[Stored items from a collection]
%%

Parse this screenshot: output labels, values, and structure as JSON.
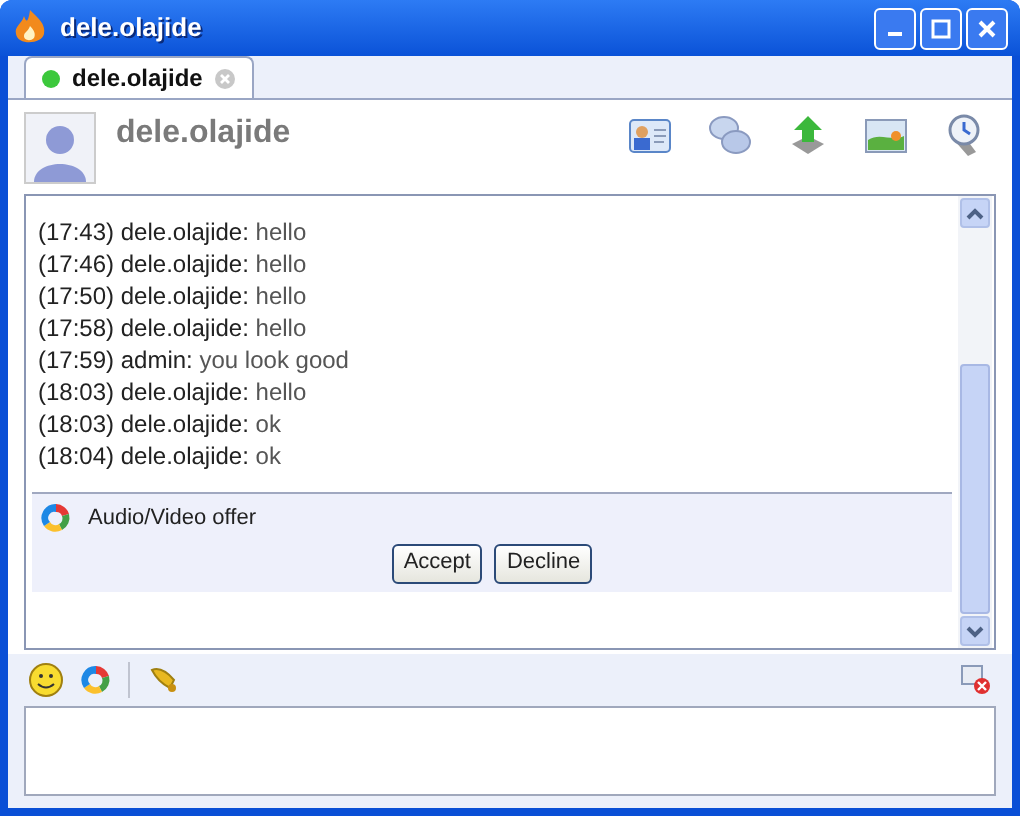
{
  "window": {
    "title": "dele.olajide"
  },
  "tabs": [
    {
      "label": "dele.olajide",
      "selected": true,
      "online": true
    }
  ],
  "contact": {
    "name": "dele.olajide"
  },
  "messages": [
    {
      "time": "(17:43)",
      "sender": "dele.olajide:",
      "text": "hello"
    },
    {
      "time": "(17:46)",
      "sender": "dele.olajide:",
      "text": "hello"
    },
    {
      "time": "(17:50)",
      "sender": "dele.olajide:",
      "text": "hello"
    },
    {
      "time": "(17:58)",
      "sender": "dele.olajide:",
      "text": "hello"
    },
    {
      "time": "(17:59)",
      "sender": "admin:",
      "text": "you look good"
    },
    {
      "time": "(18:03)",
      "sender": "dele.olajide:",
      "text": "hello"
    },
    {
      "time": "(18:03)",
      "sender": "dele.olajide:",
      "text": "ok"
    },
    {
      "time": "(18:04)",
      "sender": "dele.olajide:",
      "text": "ok"
    }
  ],
  "offer": {
    "title": "Audio/Video offer",
    "buttons": [
      "Accept",
      "Decline"
    ]
  }
}
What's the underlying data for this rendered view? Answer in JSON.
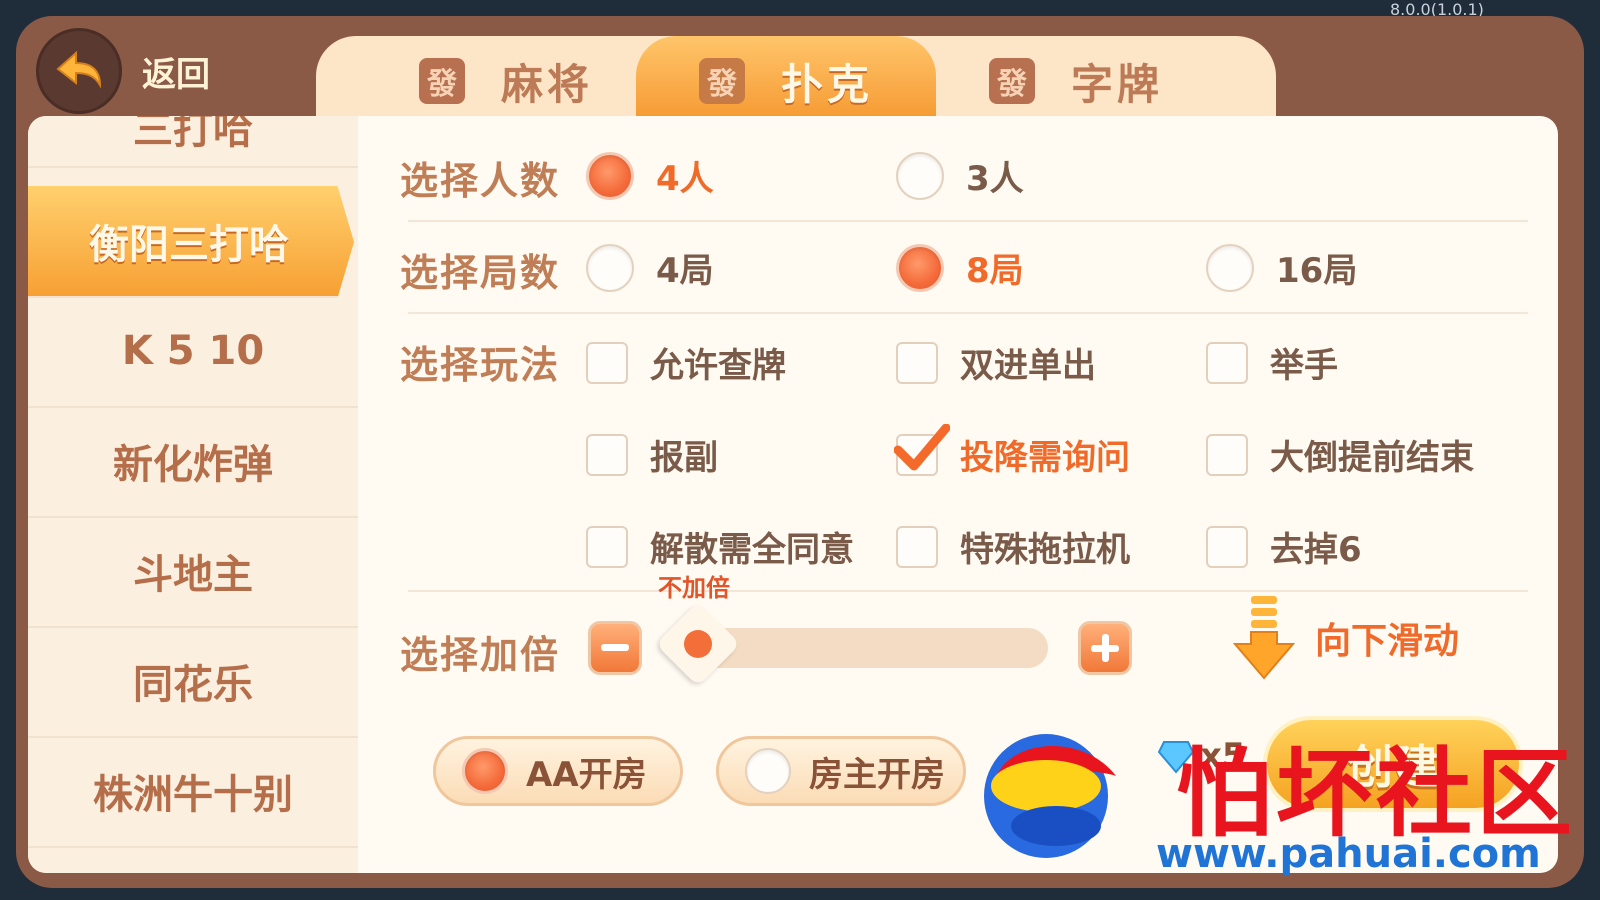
{
  "version": "8.0.0(1.0.1)",
  "back": {
    "label": "返回"
  },
  "tabs": [
    {
      "icon_glyph": "發",
      "label": "麻将",
      "active": false
    },
    {
      "icon_glyph": "發",
      "label": "扑克",
      "active": true
    },
    {
      "icon_glyph": "發",
      "label": "字牌",
      "active": false
    }
  ],
  "sidebar": {
    "items": [
      {
        "label": "三打哈",
        "partial": true
      },
      {
        "label": "衡阳三打哈",
        "active": true
      },
      {
        "label": "K 5 10"
      },
      {
        "label": "新化炸弹"
      },
      {
        "label": "斗地主"
      },
      {
        "label": "同花乐"
      },
      {
        "label": "株洲牛十别"
      }
    ]
  },
  "players": {
    "label": "选择人数",
    "options": [
      {
        "label": "4人",
        "selected": true
      },
      {
        "label": "3人",
        "selected": false
      }
    ]
  },
  "rounds": {
    "label": "选择局数",
    "options": [
      {
        "label": "4局",
        "selected": false
      },
      {
        "label": "8局",
        "selected": true
      },
      {
        "label": "16局",
        "selected": false
      }
    ]
  },
  "rules": {
    "label": "选择玩法",
    "options": [
      {
        "label": "允许查牌",
        "checked": false
      },
      {
        "label": "双进单出",
        "checked": false
      },
      {
        "label": "举手",
        "checked": false
      },
      {
        "label": "报副",
        "checked": false
      },
      {
        "label": "投降需询问",
        "checked": true
      },
      {
        "label": "大倒提前结束",
        "checked": false
      },
      {
        "label": "解散需全同意",
        "checked": false
      },
      {
        "label": "特殊拖拉机",
        "checked": false
      },
      {
        "label": "去掉6",
        "checked": false
      }
    ]
  },
  "multiplier": {
    "label": "选择加倍",
    "value_label": "不加倍",
    "level": 0
  },
  "scroll_hint": "向下滑动",
  "room_pay": {
    "options": [
      {
        "label": "AA开房",
        "selected": true
      },
      {
        "label": "房主开房",
        "selected": false
      }
    ]
  },
  "cost": {
    "value": "x5"
  },
  "create_button": "创建",
  "watermark": {
    "text": "怕坏社区",
    "url": "www.pahuai.com"
  },
  "colors": {
    "accent": "#f46a3a",
    "panel": "#8a5a47",
    "card": "#fffaf2",
    "label": "#c07e57"
  }
}
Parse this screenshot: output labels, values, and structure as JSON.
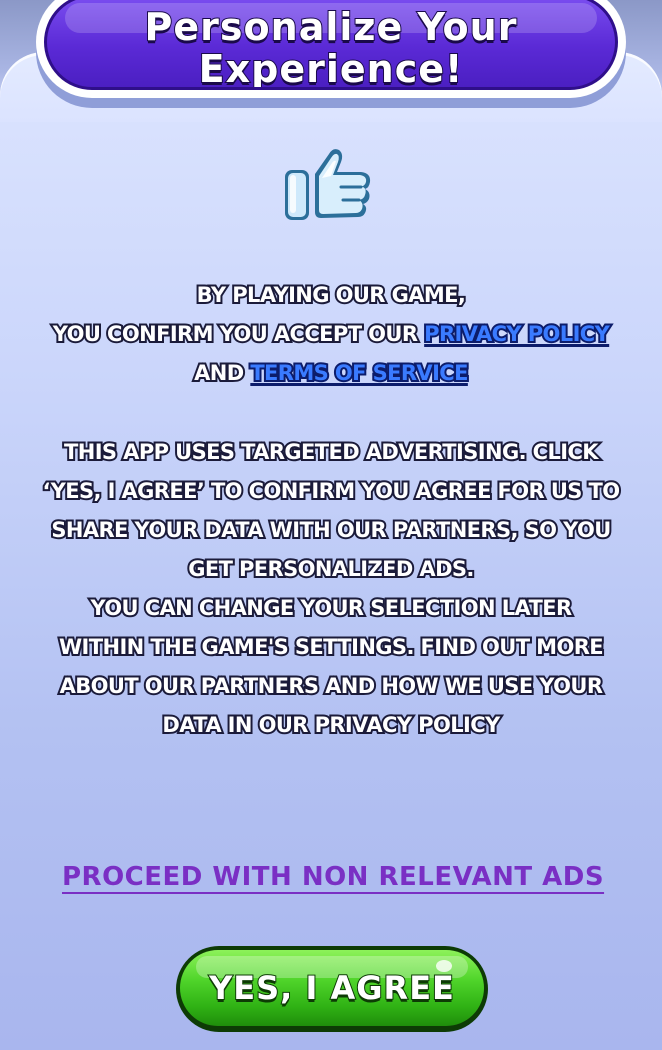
{
  "title": {
    "line1": "Personalize Your",
    "line2": "Experience!"
  },
  "icon": "thumbs-up-icon",
  "consent": {
    "line1": "BY PLAYING OUR GAME,",
    "line2_prefix": "YOU CONFIRM YOU ACCEPT OUR",
    "privacy_policy_link": "PRIVACY POLICY",
    "line3_prefix": "AND",
    "terms_link": "TERMS OF SERVICE"
  },
  "ads_info": {
    "lines": [
      "THIS APP USES TARGETED ADVERTISING. CLICK",
      "‘YES, I AGREE’ TO CONFIRM YOU AGREE FOR US TO",
      "SHARE YOUR DATA WITH OUR PARTNERS, SO YOU",
      "GET PERSONALIZED ADS.",
      "YOU CAN CHANGE YOUR SELECTION LATER",
      "WITHIN THE GAME'S SETTINGS. FIND OUT MORE",
      "ABOUT OUR PARTNERS AND HOW WE USE YOUR",
      "DATA IN OUR PRIVACY POLICY"
    ]
  },
  "actions": {
    "proceed_label": "PROCEED WITH NON RELEVANT ADS",
    "agree_label": "YES, I AGREE"
  },
  "colors": {
    "title_bg": "#5b2ad6",
    "link": "#3a7bff",
    "proceed": "#7a2fc4",
    "agree_button": "#4fd42a"
  }
}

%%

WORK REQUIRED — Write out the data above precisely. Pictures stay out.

WORKED SOLUTION —
Parse this screenshot: output labels, values, and structure as JSON.
{
  "window": {
    "title": "dele.olajide"
  },
  "tabs": [
    {
      "label": "dele.olajide",
      "selected": true,
      "online": true
    }
  ],
  "contact": {
    "name": "dele.olajide"
  },
  "messages": [
    {
      "time": "(17:43)",
      "sender": "dele.olajide:",
      "text": "hello"
    },
    {
      "time": "(17:46)",
      "sender": "dele.olajide:",
      "text": "hello"
    },
    {
      "time": "(17:50)",
      "sender": "dele.olajide:",
      "text": "hello"
    },
    {
      "time": "(17:58)",
      "sender": "dele.olajide:",
      "text": "hello"
    },
    {
      "time": "(17:59)",
      "sender": "admin:",
      "text": "you look good"
    },
    {
      "time": "(18:03)",
      "sender": "dele.olajide:",
      "text": "hello"
    },
    {
      "time": "(18:03)",
      "sender": "dele.olajide:",
      "text": "ok"
    },
    {
      "time": "(18:04)",
      "sender": "dele.olajide:",
      "text": "ok"
    }
  ],
  "offer": {
    "title": "Audio/Video offer",
    "buttons": [
      "Accept",
      "Decline"
    ]
  }
}
What's the underlying data for this rendered view? Answer in JSON.
{
  "version": "8.0.0(1.0.1)",
  "back": {
    "label": "返回"
  },
  "tabs": [
    {
      "icon_glyph": "發",
      "label": "麻将",
      "active": false
    },
    {
      "icon_glyph": "發",
      "label": "扑克",
      "active": true
    },
    {
      "icon_glyph": "發",
      "label": "字牌",
      "active": false
    }
  ],
  "sidebar": {
    "items": [
      {
        "label": "三打哈",
        "partial": true
      },
      {
        "label": "衡阳三打哈",
        "active": true
      },
      {
        "label": "K 5 10"
      },
      {
        "label": "新化炸弹"
      },
      {
        "label": "斗地主"
      },
      {
        "label": "同花乐"
      },
      {
        "label": "株洲牛十别"
      }
    ]
  },
  "players": {
    "label": "选择人数",
    "options": [
      {
        "label": "4人",
        "selected": true
      },
      {
        "label": "3人",
        "selected": false
      }
    ]
  },
  "rounds": {
    "label": "选择局数",
    "options": [
      {
        "label": "4局",
        "selected": false
      },
      {
        "label": "8局",
        "selected": true
      },
      {
        "label": "16局",
        "selected": false
      }
    ]
  },
  "rules": {
    "label": "选择玩法",
    "options": [
      {
        "label": "允许查牌",
        "checked": false
      },
      {
        "label": "双进单出",
        "checked": false
      },
      {
        "label": "举手",
        "checked": false
      },
      {
        "label": "报副",
        "checked": false
      },
      {
        "label": "投降需询问",
        "checked": true
      },
      {
        "label": "大倒提前结束",
        "checked": false
      },
      {
        "label": "解散需全同意",
        "checked": false
      },
      {
        "label": "特殊拖拉机",
        "checked": false
      },
      {
        "label": "去掉6",
        "checked": false
      }
    ]
  },
  "multiplier": {
    "label": "选择加倍",
    "value_label": "不加倍",
    "level": 0
  },
  "scroll_hint": "向下滑动",
  "room_pay": {
    "options": [
      {
        "label": "AA开房",
        "selected": true
      },
      {
        "label": "房主开房",
        "selected": false
      }
    ]
  },
  "cost": {
    "value": "x5"
  },
  "create_button": "创建",
  "watermark": {
    "text": "怕坏社区",
    "url": "www.pahuai.com"
  },
  "colors": {
    "accent": "#f46a3a",
    "panel": "#8a5a47",
    "card": "#fffaf2",
    "label": "#c07e57"
  }
}
Parse this screenshot: output labels, values, and structure as JSON.
{
  "title": {
    "line1": "Personalize Your",
    "line2": "Experience!"
  },
  "icon": "thumbs-up-icon",
  "consent": {
    "line1": "BY PLAYING OUR GAME,",
    "line2_prefix": "YOU CONFIRM YOU ACCEPT OUR",
    "privacy_policy_link": "PRIVACY POLICY",
    "line3_prefix": "AND",
    "terms_link": "TERMS OF SERVICE"
  },
  "ads_info": {
    "lines": [
      "THIS APP USES TARGETED ADVERTISING. CLICK",
      "‘YES, I AGREE’ TO CONFIRM YOU AGREE FOR US TO",
      "SHARE YOUR DATA WITH OUR PARTNERS, SO YOU",
      "GET PERSONALIZED ADS.",
      "YOU CAN CHANGE YOUR SELECTION LATER",
      "WITHIN THE GAME'S SETTINGS. FIND OUT MORE",
      "ABOUT OUR PARTNERS AND HOW WE USE YOUR",
      "DATA IN OUR PRIVACY POLICY"
    ]
  },
  "actions": {
    "proceed_label": "PROCEED WITH NON RELEVANT ADS",
    "agree_label": "YES, I AGREE"
  },
  "colors": {
    "title_bg": "#5b2ad6",
    "link": "#3a7bff",
    "proceed": "#7a2fc4",
    "agree_button": "#4fd42a"
  }
}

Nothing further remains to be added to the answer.